EXERCISE DETAILS | Find every line in the records that holds the string "description". Copy each one.

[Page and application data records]

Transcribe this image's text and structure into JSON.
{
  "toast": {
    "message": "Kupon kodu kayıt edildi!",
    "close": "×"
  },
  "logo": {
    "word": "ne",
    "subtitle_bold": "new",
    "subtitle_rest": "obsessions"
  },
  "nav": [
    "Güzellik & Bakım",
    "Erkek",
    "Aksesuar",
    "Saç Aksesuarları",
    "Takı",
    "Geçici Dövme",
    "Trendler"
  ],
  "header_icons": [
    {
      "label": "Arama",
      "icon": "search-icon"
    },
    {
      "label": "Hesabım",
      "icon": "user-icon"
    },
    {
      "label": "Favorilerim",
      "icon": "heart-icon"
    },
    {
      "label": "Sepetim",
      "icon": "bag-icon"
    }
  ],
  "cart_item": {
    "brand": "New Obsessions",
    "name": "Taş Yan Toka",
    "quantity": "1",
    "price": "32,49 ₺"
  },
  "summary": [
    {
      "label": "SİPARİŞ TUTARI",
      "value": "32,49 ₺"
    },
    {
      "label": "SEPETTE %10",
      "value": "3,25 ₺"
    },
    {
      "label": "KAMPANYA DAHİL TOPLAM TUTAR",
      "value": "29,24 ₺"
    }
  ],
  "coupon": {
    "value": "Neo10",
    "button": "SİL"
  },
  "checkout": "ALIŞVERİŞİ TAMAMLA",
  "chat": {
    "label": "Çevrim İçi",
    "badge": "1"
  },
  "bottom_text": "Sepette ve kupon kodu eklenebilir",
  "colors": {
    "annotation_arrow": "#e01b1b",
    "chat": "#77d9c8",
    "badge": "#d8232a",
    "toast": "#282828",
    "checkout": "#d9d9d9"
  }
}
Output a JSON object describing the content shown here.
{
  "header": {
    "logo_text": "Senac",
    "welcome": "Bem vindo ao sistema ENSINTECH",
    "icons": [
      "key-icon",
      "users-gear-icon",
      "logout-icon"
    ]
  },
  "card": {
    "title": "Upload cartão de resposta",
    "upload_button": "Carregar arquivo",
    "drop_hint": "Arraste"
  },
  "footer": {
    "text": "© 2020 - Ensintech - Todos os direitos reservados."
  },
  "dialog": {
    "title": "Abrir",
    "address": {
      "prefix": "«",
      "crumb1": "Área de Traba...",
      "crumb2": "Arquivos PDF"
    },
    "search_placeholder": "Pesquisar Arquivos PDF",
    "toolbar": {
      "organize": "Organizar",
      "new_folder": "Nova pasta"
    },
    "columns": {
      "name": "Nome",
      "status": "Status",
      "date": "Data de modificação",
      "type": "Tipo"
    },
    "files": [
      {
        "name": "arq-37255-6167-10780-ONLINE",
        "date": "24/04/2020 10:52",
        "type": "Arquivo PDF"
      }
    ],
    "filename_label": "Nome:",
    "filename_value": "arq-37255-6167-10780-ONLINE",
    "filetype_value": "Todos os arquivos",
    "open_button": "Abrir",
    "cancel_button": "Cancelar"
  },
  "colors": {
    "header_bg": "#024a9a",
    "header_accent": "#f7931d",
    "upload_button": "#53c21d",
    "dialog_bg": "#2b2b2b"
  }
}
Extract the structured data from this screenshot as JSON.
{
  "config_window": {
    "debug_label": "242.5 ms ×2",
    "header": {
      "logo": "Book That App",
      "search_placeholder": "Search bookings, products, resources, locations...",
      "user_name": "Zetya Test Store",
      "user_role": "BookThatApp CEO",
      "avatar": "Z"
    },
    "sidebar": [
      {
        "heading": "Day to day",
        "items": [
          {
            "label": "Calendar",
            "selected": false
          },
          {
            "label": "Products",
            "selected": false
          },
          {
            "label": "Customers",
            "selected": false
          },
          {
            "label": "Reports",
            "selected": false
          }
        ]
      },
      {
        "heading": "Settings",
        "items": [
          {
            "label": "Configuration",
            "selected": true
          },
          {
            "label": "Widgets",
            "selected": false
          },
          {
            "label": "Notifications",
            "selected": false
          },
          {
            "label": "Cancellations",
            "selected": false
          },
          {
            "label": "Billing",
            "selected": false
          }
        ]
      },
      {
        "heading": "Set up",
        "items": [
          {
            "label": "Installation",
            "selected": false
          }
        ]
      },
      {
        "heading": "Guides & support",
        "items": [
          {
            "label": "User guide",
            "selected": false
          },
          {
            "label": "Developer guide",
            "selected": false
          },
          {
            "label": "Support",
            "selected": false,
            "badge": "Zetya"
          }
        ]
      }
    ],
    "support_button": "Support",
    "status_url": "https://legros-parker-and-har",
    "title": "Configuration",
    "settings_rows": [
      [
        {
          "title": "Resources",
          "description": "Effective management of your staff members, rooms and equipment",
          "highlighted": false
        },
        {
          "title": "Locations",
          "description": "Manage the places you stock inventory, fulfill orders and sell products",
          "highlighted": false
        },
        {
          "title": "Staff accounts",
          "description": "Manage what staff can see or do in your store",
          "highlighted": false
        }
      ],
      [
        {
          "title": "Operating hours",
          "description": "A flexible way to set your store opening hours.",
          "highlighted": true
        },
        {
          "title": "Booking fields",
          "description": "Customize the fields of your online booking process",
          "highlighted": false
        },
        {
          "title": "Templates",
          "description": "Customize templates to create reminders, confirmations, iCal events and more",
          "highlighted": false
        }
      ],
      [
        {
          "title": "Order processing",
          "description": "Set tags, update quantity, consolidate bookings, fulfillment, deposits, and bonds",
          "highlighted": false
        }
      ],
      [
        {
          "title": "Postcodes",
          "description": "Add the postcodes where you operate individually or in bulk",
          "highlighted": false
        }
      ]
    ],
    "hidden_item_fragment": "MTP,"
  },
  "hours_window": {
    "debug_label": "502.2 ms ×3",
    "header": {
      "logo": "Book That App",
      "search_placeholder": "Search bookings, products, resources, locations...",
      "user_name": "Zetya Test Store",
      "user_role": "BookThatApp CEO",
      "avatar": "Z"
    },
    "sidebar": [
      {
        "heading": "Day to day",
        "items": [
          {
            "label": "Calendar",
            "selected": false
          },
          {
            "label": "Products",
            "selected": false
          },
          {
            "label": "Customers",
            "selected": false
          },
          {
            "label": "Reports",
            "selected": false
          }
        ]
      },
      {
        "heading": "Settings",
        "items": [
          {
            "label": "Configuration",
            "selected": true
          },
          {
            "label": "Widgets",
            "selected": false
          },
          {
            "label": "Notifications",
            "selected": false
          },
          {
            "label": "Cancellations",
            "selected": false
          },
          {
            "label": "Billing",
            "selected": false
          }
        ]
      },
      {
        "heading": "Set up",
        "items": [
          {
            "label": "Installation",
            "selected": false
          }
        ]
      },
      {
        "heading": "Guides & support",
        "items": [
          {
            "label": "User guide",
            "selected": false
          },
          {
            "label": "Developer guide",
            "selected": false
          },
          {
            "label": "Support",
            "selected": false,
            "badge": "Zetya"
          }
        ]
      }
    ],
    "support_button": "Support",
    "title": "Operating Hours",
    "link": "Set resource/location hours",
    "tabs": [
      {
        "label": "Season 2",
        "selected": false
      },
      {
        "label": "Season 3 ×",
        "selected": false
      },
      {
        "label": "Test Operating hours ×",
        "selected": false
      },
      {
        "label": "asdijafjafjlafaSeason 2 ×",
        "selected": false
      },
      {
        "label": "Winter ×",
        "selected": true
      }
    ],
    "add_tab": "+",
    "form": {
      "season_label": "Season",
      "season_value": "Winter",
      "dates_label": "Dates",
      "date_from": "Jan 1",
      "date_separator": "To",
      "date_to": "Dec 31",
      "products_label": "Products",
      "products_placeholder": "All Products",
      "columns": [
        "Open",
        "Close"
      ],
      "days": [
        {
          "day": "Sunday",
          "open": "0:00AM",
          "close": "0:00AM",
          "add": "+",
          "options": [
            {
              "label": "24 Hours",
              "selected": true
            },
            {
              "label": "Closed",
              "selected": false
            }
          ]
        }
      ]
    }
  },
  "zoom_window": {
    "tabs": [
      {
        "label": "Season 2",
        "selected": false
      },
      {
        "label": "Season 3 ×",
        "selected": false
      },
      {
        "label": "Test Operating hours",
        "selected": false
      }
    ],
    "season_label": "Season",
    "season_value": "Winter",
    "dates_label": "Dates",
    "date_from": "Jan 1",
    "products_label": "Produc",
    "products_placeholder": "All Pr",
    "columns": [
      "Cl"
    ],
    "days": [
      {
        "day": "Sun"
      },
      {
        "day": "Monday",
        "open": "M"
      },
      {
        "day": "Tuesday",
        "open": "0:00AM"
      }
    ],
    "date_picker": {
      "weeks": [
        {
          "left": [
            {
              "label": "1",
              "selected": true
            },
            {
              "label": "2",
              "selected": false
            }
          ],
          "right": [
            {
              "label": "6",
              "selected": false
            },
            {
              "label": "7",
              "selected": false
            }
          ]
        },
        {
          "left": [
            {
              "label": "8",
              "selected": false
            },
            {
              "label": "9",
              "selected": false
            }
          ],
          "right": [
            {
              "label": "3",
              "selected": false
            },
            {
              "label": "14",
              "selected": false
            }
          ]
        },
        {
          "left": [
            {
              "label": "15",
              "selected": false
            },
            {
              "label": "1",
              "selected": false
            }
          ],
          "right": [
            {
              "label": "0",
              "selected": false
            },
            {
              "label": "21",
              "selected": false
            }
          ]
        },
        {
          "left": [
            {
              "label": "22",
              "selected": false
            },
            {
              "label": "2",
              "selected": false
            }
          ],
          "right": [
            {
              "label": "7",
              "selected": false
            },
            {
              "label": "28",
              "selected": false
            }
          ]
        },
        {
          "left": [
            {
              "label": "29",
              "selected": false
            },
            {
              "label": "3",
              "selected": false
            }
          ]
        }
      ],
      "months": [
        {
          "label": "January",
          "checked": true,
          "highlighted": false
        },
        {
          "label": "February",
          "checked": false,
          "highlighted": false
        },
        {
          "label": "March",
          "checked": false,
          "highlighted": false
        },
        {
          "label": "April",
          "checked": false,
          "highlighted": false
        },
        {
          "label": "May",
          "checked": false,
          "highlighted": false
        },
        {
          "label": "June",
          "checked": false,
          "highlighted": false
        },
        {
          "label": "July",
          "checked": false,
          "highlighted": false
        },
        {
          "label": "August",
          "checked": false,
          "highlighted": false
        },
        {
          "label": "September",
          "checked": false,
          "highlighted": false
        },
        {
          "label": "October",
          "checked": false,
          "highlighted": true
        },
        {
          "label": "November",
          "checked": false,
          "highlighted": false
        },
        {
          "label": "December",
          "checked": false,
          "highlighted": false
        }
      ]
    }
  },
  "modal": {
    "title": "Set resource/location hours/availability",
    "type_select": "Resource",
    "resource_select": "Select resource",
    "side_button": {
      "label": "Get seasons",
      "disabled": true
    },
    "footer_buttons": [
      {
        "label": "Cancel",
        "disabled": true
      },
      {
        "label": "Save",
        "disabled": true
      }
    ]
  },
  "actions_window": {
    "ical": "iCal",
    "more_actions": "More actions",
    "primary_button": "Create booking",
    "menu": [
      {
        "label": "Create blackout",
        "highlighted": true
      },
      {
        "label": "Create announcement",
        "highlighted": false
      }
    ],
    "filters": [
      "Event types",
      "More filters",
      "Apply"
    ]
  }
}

RESULT FOR THIS TASK |
          "description": "Effective management of your staff members, rooms and equipment",
          "description": "Manage the places you stock inventory, fulfill orders and sell products",
          "description": "Manage what staff can see or do in your store",
          "description": "A flexible way to set your store opening hours.",
          "description": "Customize the fields of your online booking process",
          "description": "Customize templates to create reminders, confirmations, iCal events and more",
          "description": "Set tags, update quantity, consolidate bookings, fulfillment, deposits, and bonds",
          "description": "Add the postcodes where you operate individually or in bulk",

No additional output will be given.